ASSIGNED TASK: Look through the entries below and return all lines including the word "JSON".

Page and application data records
*** Block opens ***

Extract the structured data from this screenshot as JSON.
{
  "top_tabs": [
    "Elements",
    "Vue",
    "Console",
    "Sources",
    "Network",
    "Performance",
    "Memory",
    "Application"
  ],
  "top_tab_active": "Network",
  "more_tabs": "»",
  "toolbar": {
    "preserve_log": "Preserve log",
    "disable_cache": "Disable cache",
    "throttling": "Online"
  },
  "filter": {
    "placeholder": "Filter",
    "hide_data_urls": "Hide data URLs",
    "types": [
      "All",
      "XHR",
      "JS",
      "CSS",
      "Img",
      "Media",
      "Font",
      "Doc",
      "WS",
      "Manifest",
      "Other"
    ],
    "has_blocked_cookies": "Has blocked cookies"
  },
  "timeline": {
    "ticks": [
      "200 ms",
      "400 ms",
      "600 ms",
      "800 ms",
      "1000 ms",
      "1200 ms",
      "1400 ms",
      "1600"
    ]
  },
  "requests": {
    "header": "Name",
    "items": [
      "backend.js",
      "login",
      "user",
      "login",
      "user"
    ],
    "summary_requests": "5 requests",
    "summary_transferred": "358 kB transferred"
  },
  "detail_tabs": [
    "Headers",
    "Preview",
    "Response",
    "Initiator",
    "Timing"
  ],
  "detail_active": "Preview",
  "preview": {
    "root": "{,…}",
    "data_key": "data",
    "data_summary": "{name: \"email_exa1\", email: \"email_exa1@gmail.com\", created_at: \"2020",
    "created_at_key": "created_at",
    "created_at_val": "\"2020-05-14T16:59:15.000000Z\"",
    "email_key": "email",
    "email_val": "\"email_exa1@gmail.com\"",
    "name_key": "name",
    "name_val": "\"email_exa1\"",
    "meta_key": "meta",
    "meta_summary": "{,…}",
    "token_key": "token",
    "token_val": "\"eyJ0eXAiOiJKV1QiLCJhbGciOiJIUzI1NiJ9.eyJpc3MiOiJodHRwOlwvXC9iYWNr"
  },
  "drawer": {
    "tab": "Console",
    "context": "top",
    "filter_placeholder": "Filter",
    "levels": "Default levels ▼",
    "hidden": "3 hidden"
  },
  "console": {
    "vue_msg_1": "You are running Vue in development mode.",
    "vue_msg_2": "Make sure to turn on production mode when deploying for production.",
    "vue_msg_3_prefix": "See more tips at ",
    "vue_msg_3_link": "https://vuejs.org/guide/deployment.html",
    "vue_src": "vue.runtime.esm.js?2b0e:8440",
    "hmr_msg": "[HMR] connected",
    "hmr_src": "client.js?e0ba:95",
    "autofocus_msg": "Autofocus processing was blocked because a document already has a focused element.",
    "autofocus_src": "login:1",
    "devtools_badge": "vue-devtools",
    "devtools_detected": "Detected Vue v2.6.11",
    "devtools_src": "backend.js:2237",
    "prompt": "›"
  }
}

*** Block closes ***
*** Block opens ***

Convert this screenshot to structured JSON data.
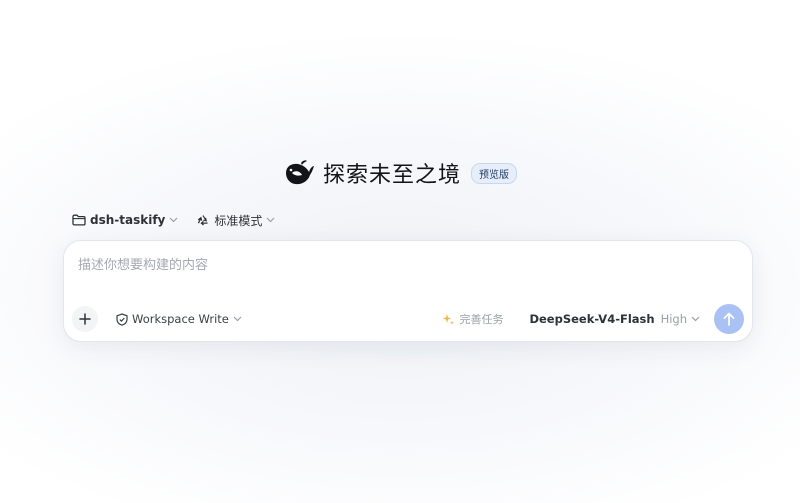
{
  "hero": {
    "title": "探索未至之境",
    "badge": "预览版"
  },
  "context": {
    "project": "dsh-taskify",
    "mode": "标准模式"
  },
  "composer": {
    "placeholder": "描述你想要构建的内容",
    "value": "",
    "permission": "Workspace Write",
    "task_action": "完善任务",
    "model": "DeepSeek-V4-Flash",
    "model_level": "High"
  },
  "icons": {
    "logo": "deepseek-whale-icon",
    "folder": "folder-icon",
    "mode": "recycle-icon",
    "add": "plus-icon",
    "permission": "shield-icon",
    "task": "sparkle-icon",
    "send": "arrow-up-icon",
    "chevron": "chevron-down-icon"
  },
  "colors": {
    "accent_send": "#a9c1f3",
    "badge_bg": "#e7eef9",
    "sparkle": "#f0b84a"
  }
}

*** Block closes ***

RESULT OF THIS EXERCISE:
Extract the structured data from this screenshot as JSON.
Convert this screenshot to structured JSON data.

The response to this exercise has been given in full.